_WHAT YOU WILL DO_. Search the listing for the word "Handywriter". Copy every line where it is found.

───── RECORD EXCERPTS ─────

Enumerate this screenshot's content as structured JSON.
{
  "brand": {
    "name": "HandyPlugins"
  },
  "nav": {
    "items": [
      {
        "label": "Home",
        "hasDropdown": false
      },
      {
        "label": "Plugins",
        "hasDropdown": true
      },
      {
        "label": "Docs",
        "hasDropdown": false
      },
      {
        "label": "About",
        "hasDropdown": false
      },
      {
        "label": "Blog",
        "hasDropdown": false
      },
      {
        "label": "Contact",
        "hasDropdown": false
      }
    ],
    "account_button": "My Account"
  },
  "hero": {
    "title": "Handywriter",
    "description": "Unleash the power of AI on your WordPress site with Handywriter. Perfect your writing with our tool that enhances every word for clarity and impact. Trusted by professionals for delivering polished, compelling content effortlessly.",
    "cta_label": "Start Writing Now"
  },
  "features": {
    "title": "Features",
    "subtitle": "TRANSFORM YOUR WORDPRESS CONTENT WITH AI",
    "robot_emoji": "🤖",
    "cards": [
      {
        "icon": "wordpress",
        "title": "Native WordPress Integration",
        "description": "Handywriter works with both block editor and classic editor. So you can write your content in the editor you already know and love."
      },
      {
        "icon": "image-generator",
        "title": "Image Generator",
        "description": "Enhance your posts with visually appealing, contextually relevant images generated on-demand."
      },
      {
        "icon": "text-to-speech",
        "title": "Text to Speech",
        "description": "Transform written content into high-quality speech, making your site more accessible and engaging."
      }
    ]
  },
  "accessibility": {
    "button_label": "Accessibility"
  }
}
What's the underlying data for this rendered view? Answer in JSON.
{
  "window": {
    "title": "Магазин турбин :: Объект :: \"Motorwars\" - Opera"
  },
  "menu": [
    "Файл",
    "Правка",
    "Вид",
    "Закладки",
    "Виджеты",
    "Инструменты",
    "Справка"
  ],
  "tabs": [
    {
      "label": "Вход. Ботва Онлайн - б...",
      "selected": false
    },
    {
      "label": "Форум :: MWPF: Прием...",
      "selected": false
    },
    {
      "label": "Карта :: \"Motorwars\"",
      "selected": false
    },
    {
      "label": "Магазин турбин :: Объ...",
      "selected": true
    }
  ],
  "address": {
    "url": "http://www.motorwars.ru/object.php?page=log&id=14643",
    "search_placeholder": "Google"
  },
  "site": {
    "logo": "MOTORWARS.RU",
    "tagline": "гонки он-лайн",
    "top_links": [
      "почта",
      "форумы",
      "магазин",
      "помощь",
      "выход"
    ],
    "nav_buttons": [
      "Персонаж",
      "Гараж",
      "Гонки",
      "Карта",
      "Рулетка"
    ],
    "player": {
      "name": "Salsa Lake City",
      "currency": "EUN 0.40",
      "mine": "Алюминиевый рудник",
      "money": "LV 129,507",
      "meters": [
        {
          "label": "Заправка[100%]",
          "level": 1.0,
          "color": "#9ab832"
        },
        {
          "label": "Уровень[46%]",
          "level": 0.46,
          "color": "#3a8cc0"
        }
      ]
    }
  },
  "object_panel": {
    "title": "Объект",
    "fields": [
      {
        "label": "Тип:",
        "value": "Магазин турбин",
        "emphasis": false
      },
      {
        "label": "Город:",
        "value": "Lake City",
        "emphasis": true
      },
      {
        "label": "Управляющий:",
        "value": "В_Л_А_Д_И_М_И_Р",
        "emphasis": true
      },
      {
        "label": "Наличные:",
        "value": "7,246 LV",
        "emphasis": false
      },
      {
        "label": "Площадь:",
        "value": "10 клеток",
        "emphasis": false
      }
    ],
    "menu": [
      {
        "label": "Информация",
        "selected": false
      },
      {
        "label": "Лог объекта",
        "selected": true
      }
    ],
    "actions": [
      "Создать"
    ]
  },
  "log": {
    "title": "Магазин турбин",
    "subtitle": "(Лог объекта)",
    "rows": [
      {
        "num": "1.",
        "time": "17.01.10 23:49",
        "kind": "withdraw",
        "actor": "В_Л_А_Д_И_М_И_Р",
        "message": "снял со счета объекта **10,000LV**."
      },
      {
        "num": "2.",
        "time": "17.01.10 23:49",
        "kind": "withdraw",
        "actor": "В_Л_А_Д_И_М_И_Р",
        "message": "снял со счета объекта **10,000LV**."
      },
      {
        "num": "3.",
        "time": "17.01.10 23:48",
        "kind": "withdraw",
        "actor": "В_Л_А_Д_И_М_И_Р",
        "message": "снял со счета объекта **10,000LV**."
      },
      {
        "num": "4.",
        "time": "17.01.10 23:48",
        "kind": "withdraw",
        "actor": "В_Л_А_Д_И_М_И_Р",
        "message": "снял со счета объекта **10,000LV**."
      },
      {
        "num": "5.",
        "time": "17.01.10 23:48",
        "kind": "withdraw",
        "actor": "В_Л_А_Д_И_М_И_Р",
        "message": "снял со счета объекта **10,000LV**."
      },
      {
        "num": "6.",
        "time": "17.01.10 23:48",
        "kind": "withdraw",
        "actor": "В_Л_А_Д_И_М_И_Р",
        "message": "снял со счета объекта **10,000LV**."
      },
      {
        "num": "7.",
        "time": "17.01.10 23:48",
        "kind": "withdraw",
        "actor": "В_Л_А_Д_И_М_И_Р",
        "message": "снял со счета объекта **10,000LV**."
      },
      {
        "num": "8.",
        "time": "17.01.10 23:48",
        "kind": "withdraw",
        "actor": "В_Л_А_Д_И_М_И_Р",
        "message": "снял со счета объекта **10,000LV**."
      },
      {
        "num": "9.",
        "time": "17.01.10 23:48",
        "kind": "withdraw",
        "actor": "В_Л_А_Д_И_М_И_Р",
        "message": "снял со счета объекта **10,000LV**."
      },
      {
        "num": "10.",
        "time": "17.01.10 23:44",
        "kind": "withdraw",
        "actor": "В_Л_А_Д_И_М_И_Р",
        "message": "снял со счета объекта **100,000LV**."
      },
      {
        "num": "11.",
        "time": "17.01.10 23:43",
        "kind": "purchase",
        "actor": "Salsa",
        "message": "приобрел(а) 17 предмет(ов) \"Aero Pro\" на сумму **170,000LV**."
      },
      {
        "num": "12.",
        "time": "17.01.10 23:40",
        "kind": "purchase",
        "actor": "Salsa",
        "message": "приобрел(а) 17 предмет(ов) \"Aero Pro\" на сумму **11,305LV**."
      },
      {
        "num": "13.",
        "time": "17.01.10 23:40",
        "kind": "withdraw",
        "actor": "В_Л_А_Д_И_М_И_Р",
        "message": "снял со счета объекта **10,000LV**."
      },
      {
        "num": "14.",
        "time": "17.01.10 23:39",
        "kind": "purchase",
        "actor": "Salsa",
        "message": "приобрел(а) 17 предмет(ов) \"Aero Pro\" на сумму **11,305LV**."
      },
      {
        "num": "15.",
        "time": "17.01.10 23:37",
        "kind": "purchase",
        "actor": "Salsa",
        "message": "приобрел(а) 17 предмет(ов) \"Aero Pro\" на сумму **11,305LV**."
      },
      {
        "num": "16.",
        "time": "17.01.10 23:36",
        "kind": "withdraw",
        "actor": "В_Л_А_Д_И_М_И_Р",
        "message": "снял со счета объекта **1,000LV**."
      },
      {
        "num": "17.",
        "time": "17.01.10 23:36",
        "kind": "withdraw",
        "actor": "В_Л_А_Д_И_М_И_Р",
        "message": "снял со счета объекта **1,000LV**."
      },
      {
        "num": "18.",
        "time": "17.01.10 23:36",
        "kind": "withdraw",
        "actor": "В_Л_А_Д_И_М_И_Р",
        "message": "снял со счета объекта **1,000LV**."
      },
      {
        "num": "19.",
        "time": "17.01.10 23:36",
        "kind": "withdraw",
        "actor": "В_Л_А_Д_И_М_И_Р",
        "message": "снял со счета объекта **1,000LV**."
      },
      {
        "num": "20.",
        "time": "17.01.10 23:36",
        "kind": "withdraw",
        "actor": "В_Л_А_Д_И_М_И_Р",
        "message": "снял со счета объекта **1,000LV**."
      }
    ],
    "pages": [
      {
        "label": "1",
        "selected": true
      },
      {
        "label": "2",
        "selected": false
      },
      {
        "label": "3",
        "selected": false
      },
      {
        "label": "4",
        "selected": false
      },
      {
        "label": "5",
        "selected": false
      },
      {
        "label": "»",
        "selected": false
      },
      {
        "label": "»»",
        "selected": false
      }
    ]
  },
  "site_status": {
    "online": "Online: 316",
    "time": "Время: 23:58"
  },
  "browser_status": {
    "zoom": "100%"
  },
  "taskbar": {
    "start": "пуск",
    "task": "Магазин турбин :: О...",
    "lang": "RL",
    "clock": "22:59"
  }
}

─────

_FINISHED EXERCISE_.
    "title": "Handywriter",
    "description": "Unleash the power of AI on your WordPress site with Handywriter. Perfect your writing with our tool that enhances every word for clarity and impact. Trusted by professionals for delivering polished, compelling content effortlessly.",
        "description": "Handywriter works with both block editor and classic editor. So you can write your content in the editor you already know and love."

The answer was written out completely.